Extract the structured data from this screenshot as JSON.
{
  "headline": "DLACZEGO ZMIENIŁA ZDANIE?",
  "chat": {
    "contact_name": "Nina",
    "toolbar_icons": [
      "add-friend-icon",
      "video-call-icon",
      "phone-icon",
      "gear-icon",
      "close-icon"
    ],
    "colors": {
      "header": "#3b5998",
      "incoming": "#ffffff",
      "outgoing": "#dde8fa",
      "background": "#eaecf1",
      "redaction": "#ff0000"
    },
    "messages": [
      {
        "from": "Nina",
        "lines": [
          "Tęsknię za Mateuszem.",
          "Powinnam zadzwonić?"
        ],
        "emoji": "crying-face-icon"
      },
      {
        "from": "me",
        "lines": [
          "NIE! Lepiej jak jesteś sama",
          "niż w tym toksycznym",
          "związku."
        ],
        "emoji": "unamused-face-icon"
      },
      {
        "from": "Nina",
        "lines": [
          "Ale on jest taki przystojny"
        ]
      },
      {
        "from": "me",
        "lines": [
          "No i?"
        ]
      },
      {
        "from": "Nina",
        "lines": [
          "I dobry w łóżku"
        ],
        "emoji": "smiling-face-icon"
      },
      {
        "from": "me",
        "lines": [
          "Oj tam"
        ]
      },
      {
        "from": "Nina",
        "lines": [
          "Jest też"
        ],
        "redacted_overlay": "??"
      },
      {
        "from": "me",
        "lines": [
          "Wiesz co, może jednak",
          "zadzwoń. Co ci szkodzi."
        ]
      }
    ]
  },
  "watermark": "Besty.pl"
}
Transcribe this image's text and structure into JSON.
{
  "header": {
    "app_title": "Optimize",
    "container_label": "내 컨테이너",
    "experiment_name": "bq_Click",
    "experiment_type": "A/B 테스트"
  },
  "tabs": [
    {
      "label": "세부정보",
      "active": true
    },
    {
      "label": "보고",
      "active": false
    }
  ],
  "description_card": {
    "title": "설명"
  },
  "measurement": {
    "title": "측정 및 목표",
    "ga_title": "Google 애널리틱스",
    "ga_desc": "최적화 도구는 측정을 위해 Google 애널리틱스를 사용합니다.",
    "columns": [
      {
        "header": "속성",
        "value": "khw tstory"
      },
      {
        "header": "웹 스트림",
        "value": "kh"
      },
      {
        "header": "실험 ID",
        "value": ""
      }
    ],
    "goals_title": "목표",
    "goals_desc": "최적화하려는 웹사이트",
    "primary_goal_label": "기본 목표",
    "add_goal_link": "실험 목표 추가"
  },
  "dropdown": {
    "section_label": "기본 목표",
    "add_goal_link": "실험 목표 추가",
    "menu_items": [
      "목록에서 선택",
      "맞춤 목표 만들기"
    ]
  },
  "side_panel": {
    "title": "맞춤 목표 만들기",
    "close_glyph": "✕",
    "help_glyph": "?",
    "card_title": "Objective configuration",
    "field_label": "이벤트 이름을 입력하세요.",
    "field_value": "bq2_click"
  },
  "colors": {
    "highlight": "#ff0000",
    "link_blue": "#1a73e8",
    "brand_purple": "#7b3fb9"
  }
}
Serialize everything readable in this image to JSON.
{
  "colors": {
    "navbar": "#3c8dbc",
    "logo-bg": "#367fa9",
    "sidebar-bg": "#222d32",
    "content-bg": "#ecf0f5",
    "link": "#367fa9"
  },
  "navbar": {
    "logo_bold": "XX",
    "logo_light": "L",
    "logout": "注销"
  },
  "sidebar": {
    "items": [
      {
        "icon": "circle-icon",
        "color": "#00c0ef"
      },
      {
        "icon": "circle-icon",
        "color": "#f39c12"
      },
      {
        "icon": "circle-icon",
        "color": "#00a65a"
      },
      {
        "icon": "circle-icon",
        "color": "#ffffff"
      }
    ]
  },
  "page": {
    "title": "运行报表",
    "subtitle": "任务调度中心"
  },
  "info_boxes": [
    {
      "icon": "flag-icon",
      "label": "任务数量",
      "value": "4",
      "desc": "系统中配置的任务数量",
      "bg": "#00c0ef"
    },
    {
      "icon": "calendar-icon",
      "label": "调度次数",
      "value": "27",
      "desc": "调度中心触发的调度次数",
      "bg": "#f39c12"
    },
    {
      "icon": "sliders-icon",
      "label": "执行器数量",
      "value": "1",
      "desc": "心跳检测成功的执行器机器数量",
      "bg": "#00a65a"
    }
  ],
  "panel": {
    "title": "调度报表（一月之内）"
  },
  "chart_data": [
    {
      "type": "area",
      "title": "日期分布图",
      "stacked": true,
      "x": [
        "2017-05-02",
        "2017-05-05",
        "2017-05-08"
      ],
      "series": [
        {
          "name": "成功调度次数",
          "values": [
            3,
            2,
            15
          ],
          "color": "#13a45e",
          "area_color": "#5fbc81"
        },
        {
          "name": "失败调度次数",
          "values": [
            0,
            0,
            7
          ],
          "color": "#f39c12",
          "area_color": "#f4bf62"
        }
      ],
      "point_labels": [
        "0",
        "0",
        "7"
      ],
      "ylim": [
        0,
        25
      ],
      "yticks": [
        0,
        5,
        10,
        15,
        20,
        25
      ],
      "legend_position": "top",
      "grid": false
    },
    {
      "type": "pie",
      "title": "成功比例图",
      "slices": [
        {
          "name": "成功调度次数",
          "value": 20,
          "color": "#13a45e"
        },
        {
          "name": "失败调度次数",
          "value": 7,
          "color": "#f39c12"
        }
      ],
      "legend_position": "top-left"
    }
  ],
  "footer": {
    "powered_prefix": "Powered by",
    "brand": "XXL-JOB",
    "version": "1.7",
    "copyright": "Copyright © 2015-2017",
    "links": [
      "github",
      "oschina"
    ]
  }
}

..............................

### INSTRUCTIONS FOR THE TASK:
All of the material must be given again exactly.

### REPLY TO THE EXERCISE:
Extract the structured data from this screenshot as JSON.
{
  "headline": "DLACZEGO ZMIENIŁA ZDANIE?",
  "chat": {
    "contact_name": "Nina",
    "toolbar_icons": [
      "add-friend-icon",
      "video-call-icon",
      "phone-icon",
      "gear-icon",
      "close-icon"
    ],
    "colors": {
      "header": "#3b5998",
      "incoming": "#ffffff",
      "outgoing": "#dde8fa",
      "background": "#eaecf1",
      "redaction": "#ff0000"
    },
    "messages": [
      {
        "from": "Nina",
        "lines": [
          "Tęsknię za Mateuszem.",
          "Powinnam zadzwonić?"
        ],
        "emoji": "crying-face-icon"
      },
      {
        "from": "me",
        "lines": [
          "NIE! Lepiej jak jesteś sama",
          "niż w tym toksycznym",
          "związku."
        ],
        "emoji": "unamused-face-icon"
      },
      {
        "from": "Nina",
        "lines": [
          "Ale on jest taki przystojny"
        ]
      },
      {
        "from": "me",
        "lines": [
          "No i?"
        ]
      },
      {
        "from": "Nina",
        "lines": [
          "I dobry w łóżku"
        ],
        "emoji": "smiling-face-icon"
      },
      {
        "from": "me",
        "lines": [
          "Oj tam"
        ]
      },
      {
        "from": "Nina",
        "lines": [
          "Jest też"
        ],
        "redacted_overlay": "??"
      },
      {
        "from": "me",
        "lines": [
          "Wiesz co, może jednak",
          "zadzwoń. Co ci szkodzi."
        ]
      }
    ]
  },
  "watermark": "Besty.pl"
}
Transcribe this image's text and structure into JSON.
{
  "header": {
    "app_title": "Optimize",
    "container_label": "내 컨테이너",
    "experiment_name": "bq_Click",
    "experiment_type": "A/B 테스트"
  },
  "tabs": [
    {
      "label": "세부정보",
      "active": true
    },
    {
      "label": "보고",
      "active": false
    }
  ],
  "description_card": {
    "title": "설명"
  },
  "measurement": {
    "title": "측정 및 목표",
    "ga_title": "Google 애널리틱스",
    "ga_desc": "최적화 도구는 측정을 위해 Google 애널리틱스를 사용합니다.",
    "columns": [
      {
        "header": "속성",
        "value": "khw tstory"
      },
      {
        "header": "웹 스트림",
        "value": "kh"
      },
      {
        "header": "실험 ID",
        "value": ""
      }
    ],
    "goals_title": "목표",
    "goals_desc": "최적화하려는 웹사이트",
    "primary_goal_label": "기본 목표",
    "add_goal_link": "실험 목표 추가"
  },
  "dropdown": {
    "section_label": "기본 목표",
    "add_goal_link": "실험 목표 추가",
    "menu_items": [
      "목록에서 선택",
      "맞춤 목표 만들기"
    ]
  },
  "side_panel": {
    "title": "맞춤 목표 만들기",
    "close_glyph": "✕",
    "help_glyph": "?",
    "card_title": "Objective configuration",
    "field_label": "이벤트 이름을 입력하세요.",
    "field_value": "bq2_click"
  },
  "colors": {
    "highlight": "#ff0000",
    "link_blue": "#1a73e8",
    "brand_purple": "#7b3fb9"
  }
}
Serialize everything readable in this image to JSON.
{
  "colors": {
    "navbar": "#3c8dbc",
    "logo-bg": "#367fa9",
    "sidebar-bg": "#222d32",
    "content-bg": "#ecf0f5",
    "link": "#367fa9"
  },
  "navbar": {
    "logo_bold": "XX",
    "logo_light": "L",
    "logout": "注销"
  },
  "sidebar": {
    "items": [
      {
        "icon": "circle-icon",
        "color": "#00c0ef"
      },
      {
        "icon": "circle-icon",
        "color": "#f39c12"
      },
      {
        "icon": "circle-icon",
        "color": "#00a65a"
      },
      {
        "icon": "circle-icon",
        "color": "#ffffff"
      }
    ]
  },
  "page": {
    "title": "运行报表",
    "subtitle": "任务调度中心"
  },
  "info_boxes": [
    {
      "icon": "flag-icon",
      "label": "任务数量",
      "value": "4",
      "desc": "系统中配置的任务数量",
      "bg": "#00c0ef"
    },
    {
      "icon": "calendar-icon",
      "label": "调度次数",
      "value": "27",
      "desc": "调度中心触发的调度次数",
      "bg": "#f39c12"
    },
    {
      "icon": "sliders-icon",
      "label": "执行器数量",
      "value": "1",
      "desc": "心跳检测成功的执行器机器数量",
      "bg": "#00a65a"
    }
  ],
  "panel": {
    "title": "调度报表（一月之内）"
  },
  "chart_data": [
    {
      "type": "area",
      "title": "日期分布图",
      "stacked": true,
      "x": [
        "2017-05-02",
        "2017-05-05",
        "2017-05-08"
      ],
      "series": [
        {
          "name": "成功调度次数",
          "values": [
            3,
            2,
            15
          ],
          "color": "#13a45e",
          "area_color": "#5fbc81"
        },
        {
          "name": "失败调度次数",
          "values": [
            0,
            0,
            7
          ],
          "color": "#f39c12",
          "area_color": "#f4bf62"
        }
      ],
      "point_labels": [
        "0",
        "0",
        "7"
      ],
      "ylim": [
        0,
        25
      ],
      "yticks": [
        0,
        5,
        10,
        15,
        20,
        25
      ],
      "legend_position": "top",
      "grid": false
    },
    {
      "type": "pie",
      "title": "成功比例图",
      "slices": [
        {
          "name": "成功调度次数",
          "value": 20,
          "color": "#13a45e"
        },
        {
          "name": "失败调度次数",
          "value": 7,
          "color": "#f39c12"
        }
      ],
      "legend_position": "top-left"
    }
  ],
  "footer": {
    "powered_prefix": "Powered by",
    "brand": "XXL-JOB",
    "version": "1.7",
    "copyright": "Copyright © 2015-2017",
    "links": [
      "github",
      "oschina"
    ]
  }
}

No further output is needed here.